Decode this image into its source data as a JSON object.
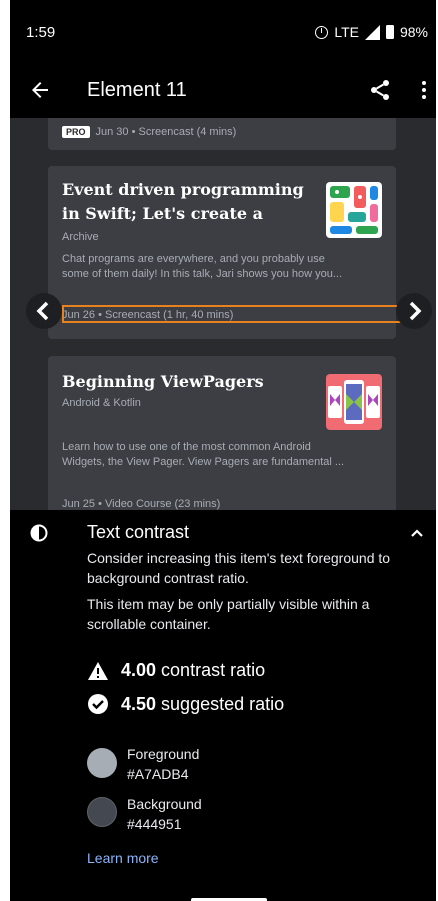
{
  "status_bar": {
    "time": "1:59",
    "network": "LTE",
    "battery": "98%"
  },
  "toolbar": {
    "title": "Element 11"
  },
  "cards": [
    {
      "meta": "Jun 30 • Screencast (4 mins)",
      "badge": "PRO"
    },
    {
      "title_line1": "Event driven programming",
      "title_line2": "in Swift; Let's create a",
      "category": "Archive",
      "desc_line1": "Chat programs are everywhere, and you probably use",
      "desc_line2": "some of them daily! In this talk, Jari shows you how you...",
      "meta": "Jun 26 • Screencast (1 hr, 40 mins)"
    },
    {
      "title_line1": "Beginning ViewPagers",
      "category": "Android & Kotlin",
      "desc_line1": "Learn how to use one of the most common Android",
      "desc_line2": "Widgets, the View Pager. View Pagers are fundamental ...",
      "meta": "Jun 25 • Video Course (23 mins)"
    }
  ],
  "panel": {
    "title": "Text contrast",
    "desc1": "Consider increasing this item's text foreground to background contrast ratio.",
    "desc2": "This item may be only partially visible within a scrollable container.",
    "current_ratio": "4.00",
    "current_label": "contrast ratio",
    "suggested_ratio": "4.50",
    "suggested_label": "suggested ratio",
    "foreground_label": "Foreground",
    "foreground_hex": "#A7ADB4",
    "background_label": "Background",
    "background_hex": "#444951",
    "learn_more": "Learn more"
  },
  "colors": {
    "foreground": "#A7ADB4",
    "background": "#444951",
    "highlight": "#e8821e",
    "link": "#8ab4f8"
  }
}
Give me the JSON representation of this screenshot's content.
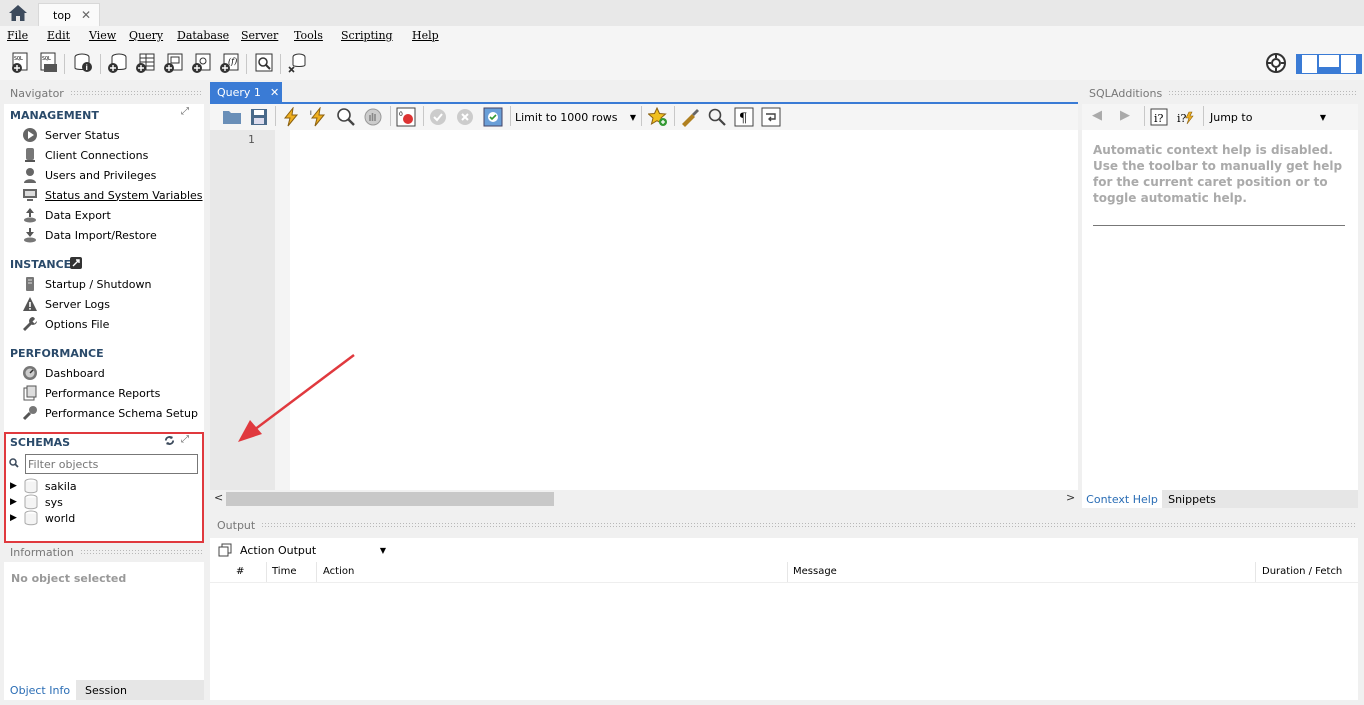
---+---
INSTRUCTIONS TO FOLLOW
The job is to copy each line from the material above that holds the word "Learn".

EXERCISE RESULT
      "desc_line1": "Learn how to use one of the most common Android",
    "learn_more": "Learn more"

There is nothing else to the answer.